- EXERCISE DIRECTIONS
How many lines of the data include the string "this"? State the number and nothing else.

Data about app and page elements
--- START ---

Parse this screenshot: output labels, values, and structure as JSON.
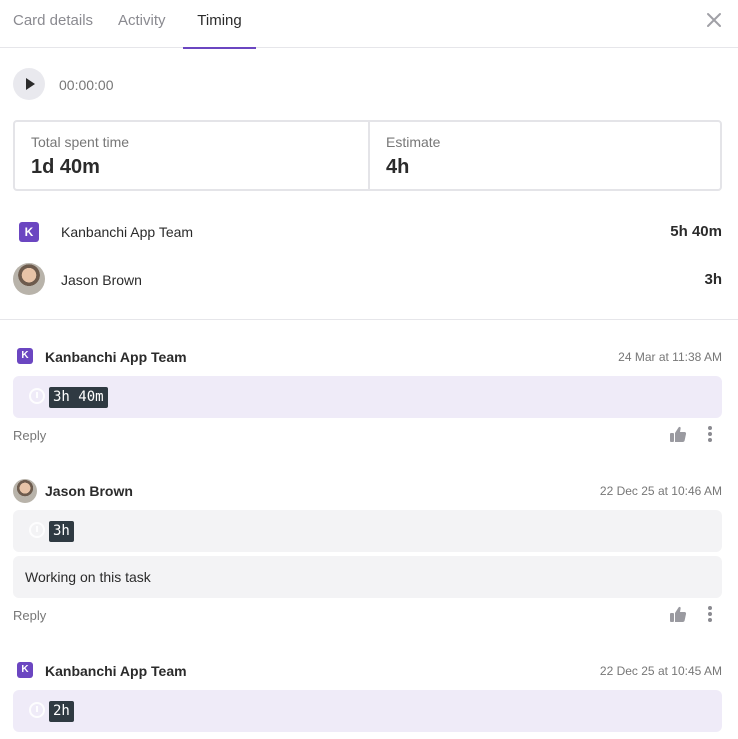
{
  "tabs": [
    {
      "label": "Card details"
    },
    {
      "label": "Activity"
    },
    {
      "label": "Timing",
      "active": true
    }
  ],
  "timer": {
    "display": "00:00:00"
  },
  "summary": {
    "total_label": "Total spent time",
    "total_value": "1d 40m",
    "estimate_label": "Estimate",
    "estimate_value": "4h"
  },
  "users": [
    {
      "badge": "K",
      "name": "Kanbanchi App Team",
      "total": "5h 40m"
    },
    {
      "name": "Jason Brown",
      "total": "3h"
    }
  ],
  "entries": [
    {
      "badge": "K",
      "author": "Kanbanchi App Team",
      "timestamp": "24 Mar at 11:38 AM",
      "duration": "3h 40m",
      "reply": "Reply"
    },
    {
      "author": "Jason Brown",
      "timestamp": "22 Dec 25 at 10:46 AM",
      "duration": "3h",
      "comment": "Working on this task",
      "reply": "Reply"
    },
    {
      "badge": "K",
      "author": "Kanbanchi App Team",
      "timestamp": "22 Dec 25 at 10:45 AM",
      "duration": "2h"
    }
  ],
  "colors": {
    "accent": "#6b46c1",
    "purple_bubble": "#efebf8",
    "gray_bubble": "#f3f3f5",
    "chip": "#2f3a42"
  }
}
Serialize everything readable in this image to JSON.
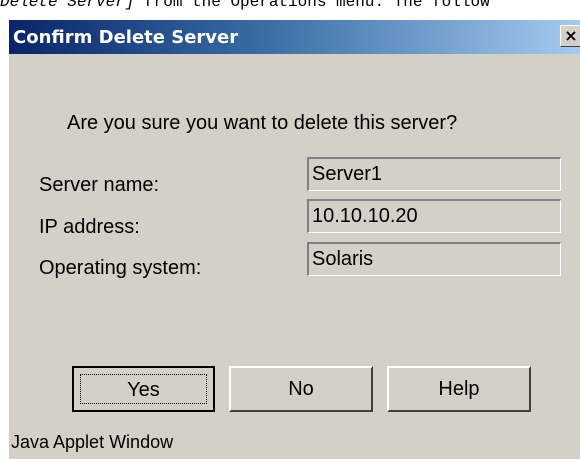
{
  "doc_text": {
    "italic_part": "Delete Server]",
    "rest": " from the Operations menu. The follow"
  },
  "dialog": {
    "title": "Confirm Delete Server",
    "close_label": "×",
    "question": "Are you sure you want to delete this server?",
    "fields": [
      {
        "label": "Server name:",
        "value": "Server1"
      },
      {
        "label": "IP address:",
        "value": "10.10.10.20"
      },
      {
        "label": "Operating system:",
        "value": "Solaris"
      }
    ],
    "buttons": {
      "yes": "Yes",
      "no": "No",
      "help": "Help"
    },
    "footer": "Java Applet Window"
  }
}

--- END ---
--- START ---

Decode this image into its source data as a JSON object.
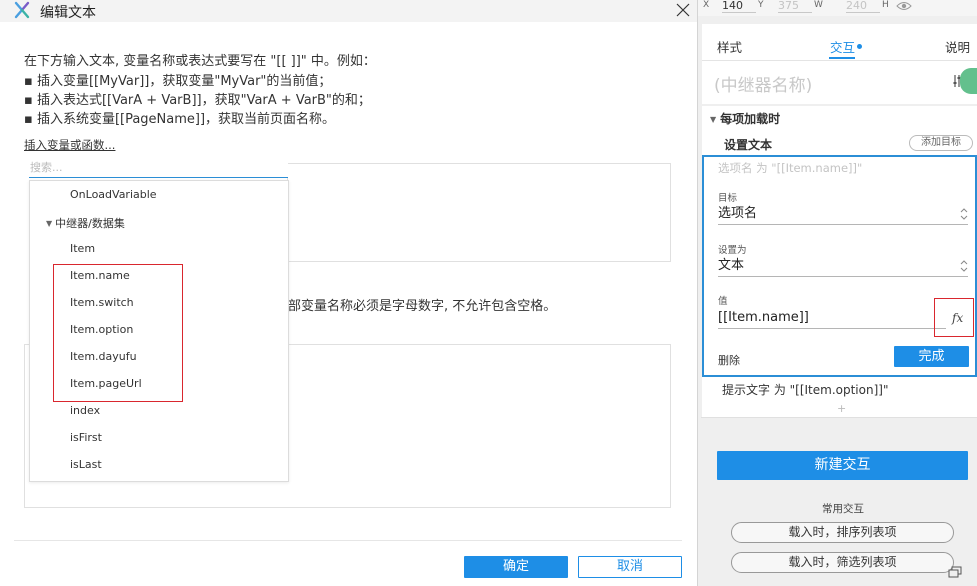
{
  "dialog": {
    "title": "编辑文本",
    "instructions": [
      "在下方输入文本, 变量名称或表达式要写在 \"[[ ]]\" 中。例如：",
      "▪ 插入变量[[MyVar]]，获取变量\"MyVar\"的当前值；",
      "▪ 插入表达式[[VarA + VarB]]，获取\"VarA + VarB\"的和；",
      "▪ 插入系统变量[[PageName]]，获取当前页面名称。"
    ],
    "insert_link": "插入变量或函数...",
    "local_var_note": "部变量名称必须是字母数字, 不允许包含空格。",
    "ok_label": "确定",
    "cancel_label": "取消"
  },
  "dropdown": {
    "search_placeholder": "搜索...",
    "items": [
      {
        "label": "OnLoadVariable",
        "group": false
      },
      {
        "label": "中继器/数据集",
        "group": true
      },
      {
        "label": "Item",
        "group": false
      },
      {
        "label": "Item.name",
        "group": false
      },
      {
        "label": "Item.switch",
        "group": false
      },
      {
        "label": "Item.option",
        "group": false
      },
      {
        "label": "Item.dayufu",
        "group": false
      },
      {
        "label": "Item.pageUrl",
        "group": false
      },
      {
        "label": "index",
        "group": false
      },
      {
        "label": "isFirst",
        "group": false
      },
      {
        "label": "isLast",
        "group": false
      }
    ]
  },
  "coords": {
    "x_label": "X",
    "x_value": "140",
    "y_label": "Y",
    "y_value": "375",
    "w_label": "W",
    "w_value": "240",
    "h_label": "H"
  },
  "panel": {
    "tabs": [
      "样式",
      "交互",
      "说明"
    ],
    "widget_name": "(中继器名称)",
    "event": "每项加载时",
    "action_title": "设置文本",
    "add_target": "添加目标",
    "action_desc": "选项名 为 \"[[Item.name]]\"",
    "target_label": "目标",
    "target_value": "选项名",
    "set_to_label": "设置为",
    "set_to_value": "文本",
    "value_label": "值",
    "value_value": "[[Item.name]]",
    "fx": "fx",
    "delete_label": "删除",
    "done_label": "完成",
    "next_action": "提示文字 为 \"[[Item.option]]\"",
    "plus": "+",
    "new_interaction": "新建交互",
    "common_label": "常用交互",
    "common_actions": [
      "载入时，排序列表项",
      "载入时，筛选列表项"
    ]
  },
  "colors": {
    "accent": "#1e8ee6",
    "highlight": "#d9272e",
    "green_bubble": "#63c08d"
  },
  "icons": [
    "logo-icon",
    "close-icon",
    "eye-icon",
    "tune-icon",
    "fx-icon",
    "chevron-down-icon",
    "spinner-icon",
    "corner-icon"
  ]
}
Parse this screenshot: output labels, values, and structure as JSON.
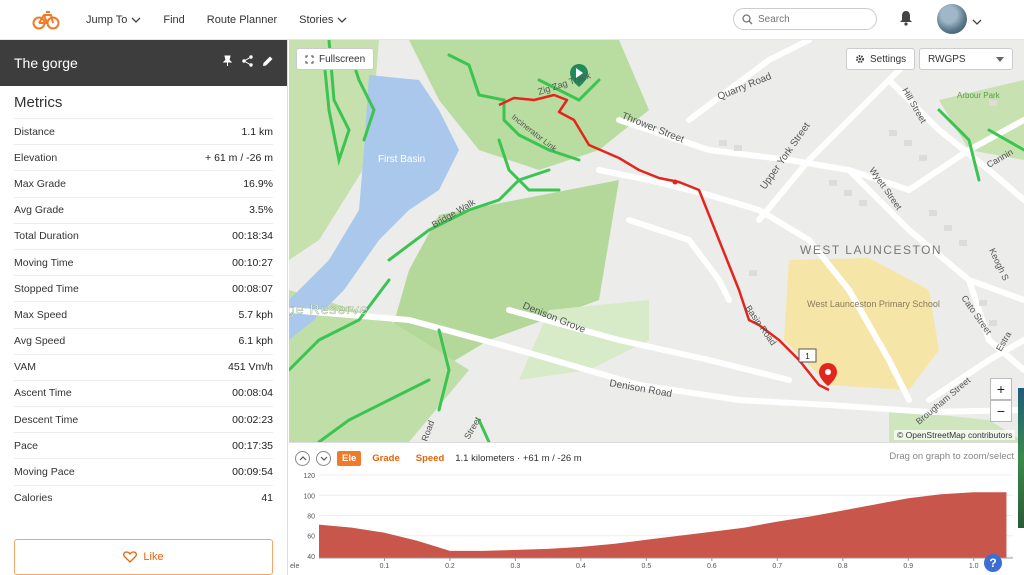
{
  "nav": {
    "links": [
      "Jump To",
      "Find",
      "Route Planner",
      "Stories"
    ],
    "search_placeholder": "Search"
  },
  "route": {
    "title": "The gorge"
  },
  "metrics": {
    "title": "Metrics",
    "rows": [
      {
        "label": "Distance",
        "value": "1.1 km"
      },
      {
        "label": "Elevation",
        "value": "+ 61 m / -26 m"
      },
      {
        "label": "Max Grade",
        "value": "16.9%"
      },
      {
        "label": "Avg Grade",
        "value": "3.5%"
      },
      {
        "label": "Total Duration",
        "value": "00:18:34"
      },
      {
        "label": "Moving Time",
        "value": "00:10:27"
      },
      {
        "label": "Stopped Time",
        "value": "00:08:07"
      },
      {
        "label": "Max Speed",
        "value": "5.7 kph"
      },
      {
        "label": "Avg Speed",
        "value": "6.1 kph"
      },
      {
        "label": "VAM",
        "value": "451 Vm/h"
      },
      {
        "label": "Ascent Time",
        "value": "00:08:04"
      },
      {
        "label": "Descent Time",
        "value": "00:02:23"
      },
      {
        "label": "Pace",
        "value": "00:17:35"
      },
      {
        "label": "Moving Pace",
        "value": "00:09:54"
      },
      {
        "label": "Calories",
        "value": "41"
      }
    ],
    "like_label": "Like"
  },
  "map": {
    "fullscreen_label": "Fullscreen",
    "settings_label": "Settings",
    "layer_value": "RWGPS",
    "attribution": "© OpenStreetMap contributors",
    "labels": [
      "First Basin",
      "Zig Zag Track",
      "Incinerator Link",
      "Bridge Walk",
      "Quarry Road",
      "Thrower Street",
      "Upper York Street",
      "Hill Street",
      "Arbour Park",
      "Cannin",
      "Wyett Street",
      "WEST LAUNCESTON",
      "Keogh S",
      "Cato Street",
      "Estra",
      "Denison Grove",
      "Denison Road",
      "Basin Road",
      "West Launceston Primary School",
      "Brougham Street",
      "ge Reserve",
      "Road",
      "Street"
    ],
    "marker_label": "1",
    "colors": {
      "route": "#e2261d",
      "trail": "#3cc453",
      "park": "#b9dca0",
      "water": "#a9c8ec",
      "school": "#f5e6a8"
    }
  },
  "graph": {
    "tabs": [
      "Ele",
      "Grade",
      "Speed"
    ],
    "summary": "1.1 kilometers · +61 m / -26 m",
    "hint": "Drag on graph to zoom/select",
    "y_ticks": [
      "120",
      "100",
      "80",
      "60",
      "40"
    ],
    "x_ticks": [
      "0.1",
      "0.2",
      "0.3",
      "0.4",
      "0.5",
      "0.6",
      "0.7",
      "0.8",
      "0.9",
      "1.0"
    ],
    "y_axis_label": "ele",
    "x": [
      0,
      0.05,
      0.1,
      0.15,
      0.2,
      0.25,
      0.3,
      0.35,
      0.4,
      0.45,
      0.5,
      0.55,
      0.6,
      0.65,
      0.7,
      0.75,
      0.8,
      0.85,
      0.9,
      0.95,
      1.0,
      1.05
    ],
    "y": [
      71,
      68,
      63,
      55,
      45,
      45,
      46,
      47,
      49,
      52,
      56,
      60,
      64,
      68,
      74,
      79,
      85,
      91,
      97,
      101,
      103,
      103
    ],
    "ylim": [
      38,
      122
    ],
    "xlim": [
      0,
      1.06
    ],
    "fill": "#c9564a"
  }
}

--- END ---

- EXERCISE SOLUTION
6